Scientists Are Finding Ways to Save the Haleakalā Silversword

March 17, 2020, 2:48 PM HST
Listen to this Article
1 minute
Loading Audio... Article will play after ad...
Playing in :00
A
A
A

Ice covers a rare Haleakalā silversword plant at the summit. (2.10.20) PC: Lyle Krannichfeld & Pueo Gallery

The rare Haleakalā Silversword, or Hinahina, has dwindled in recent yers due to warming climate conditions.

According to a study from the University of Hawaiʻi at Mānoaʻs College of Tropical Agriculture and Human Resources and Botany Department, conservationists should “focus on out planting new plants in geographic areas with the most favorable climatic conditions,” UH news reported.

“The goal of our study was to understand the specific reasons why silverswords are dying in the wild,” lead investigator Paul Krushelnycky told UH news.

“The study helped us better understand what is likely driving the spatial pattern of mortality in the wild population. This is important for coming up with the most effective strategy to ensure the plant’s continued survival.”

The rare plant can only on the slopes of Haleakalā. It serves as the habitat for several endemic insect species.

ARTICLE CONTINUES BELOW AD

In the study, Krushelnycky and his co-authors determined that plants were more likely to survive at higher elevations.

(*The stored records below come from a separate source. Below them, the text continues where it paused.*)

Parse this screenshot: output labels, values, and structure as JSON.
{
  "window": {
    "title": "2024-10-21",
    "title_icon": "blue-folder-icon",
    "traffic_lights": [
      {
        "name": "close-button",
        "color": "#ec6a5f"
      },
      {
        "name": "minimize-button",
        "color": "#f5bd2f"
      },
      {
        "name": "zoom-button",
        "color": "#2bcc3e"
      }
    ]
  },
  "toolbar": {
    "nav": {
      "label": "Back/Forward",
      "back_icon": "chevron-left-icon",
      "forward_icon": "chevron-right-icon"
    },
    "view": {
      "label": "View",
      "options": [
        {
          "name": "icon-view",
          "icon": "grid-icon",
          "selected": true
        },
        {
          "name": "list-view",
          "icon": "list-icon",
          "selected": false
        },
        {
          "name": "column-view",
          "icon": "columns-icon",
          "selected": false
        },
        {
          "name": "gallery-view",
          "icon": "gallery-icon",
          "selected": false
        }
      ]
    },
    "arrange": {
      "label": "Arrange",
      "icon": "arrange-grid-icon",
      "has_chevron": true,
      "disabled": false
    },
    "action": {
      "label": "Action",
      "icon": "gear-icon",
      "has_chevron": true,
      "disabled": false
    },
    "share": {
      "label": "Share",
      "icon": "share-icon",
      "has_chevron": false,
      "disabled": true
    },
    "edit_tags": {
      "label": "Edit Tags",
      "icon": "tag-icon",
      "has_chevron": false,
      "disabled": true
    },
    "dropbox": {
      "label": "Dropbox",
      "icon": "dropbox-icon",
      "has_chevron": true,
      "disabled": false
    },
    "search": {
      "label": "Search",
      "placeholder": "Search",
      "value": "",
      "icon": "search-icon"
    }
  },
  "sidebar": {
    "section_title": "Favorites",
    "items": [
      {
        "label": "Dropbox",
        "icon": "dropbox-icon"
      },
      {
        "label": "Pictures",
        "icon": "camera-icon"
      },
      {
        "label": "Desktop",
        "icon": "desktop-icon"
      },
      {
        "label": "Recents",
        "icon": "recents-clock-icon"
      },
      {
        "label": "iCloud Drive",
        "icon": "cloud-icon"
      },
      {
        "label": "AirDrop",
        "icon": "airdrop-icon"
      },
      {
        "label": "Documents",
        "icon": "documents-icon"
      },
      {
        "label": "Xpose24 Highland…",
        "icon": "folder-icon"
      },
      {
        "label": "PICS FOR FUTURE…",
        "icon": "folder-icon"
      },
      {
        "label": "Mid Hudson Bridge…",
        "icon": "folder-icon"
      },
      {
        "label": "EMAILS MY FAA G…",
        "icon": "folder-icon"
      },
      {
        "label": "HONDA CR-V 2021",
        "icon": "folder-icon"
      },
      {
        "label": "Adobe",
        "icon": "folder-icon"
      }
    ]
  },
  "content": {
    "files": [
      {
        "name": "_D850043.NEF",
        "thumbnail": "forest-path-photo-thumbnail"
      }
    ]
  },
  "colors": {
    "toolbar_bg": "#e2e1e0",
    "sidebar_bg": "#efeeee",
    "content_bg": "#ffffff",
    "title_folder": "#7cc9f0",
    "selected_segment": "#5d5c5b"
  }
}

ARTICLE CONTINUES BELOW AD

The researchers think plants that grow in lower elevations are less drought-resistant than those that grow in higher elections.

“This means park managers should focus their efforts on identifying areas on the mountain where outplanting survival is likely to be highest, rather than trying to take advantage of more resistant genotypes,” Krushelnycky added.

The study was published in the Ecological Society of Americaʻs Ecological Monographs. 

E-Mail Newsletters Receive daily or weekly updates via e-mail. Subscribe Now
News Alerts Breaking news alerts on your mobile device. Get the App

Comments

This comments section is a public community forum for the purpose of free expression. Although Maui Now encourages respectful communication only, some content may be considered offensive. Please view at your own discretion. View Comments